This morning models were all over the place with some models showing the Central Coast getting .50" of rain (possibly more) but the main American model showing much less for us locally and in SoCal.
However I think it is important to plan for the higher potential and expect something less, this is more true in SoCal where inches of rain are possible, especially in the hills and mountains.
There are also wave impacts from the storm, even a miss will have a lot of energy in the water, especially for south-facing beaches of the Southcoast and SoCal. Less so for west-facing beaches for much of the Central Coast.
OK, now that the headlines are done let's get to the forecast.
Thursday will still be hot inland and very warm to hot in coastal valleys with beaches as the place to beat the heat.
Friday coastal valley temps spike as interior temps also stay hot. The excessive heat warning for coastal valleys kicks into place as the interior warning could expire, but right now it looks like an extension might be needed.. Some high clouds from Kay are expected to drift into the area filtering some sunshine.
Saturday SoCal will be busy, potentially early, with rain and thunderstorms associated with the leftovers of Kay (either with the TS off the coast or as a tropical depression or post-tropical low). Some folks in SoCal could see inches of rain. Locally, Saturday we should see some showers or thundershowers from Kay. The Southcoast has the best chance. On and off activity will begin early Saturday and could even linger into Monday but the best opportunity for activity looks to be Saturday.
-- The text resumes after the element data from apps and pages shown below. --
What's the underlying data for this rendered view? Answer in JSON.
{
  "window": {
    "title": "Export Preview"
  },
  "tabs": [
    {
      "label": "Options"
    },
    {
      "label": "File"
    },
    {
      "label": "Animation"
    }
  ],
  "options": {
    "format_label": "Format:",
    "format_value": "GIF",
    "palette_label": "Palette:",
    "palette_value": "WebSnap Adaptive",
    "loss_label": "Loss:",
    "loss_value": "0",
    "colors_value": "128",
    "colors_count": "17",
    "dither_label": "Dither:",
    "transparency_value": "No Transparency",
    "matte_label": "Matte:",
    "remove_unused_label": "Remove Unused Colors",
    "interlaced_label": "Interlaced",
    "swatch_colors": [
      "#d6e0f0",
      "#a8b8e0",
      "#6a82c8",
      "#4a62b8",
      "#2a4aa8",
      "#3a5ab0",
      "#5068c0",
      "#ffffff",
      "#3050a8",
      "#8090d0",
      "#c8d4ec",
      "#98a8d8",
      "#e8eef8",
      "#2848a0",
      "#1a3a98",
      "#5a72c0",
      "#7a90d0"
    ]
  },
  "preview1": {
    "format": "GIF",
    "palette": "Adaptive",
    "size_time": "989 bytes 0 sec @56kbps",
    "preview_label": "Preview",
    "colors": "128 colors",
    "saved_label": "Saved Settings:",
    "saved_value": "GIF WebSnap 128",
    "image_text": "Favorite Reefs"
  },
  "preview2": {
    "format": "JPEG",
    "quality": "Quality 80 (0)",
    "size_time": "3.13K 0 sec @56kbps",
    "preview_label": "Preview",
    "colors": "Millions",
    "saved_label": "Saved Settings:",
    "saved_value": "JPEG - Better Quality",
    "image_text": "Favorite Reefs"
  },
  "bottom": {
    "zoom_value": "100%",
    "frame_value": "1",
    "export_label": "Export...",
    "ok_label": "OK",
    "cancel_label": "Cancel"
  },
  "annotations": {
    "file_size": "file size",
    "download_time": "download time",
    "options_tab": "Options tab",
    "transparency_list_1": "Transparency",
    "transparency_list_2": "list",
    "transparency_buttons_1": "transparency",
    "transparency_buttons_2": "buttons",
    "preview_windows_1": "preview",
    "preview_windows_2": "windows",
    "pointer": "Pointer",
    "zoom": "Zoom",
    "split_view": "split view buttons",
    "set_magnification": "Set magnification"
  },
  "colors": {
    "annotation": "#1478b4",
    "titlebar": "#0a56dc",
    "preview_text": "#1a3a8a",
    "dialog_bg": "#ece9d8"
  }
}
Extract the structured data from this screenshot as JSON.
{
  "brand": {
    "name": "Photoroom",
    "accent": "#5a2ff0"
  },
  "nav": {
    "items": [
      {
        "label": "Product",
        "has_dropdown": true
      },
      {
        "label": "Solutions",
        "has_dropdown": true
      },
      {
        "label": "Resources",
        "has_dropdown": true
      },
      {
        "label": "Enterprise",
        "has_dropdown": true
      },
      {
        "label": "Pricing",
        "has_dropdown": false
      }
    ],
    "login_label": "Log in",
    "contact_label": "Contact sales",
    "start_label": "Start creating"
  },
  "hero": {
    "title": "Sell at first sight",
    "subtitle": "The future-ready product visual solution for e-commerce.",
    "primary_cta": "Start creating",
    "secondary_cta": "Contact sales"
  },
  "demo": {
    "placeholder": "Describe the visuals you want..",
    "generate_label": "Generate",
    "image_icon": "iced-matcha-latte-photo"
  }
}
At this point, I think folks should expect up to .50" essentially anywhere because of the modeling disagreements there is no reason not to play it safe. I think it probable that the Southcoast gets more rain that elsewhere on the Central Coast. We will refine this much more Thursday and Friday when higher resolution models will encompass the storm.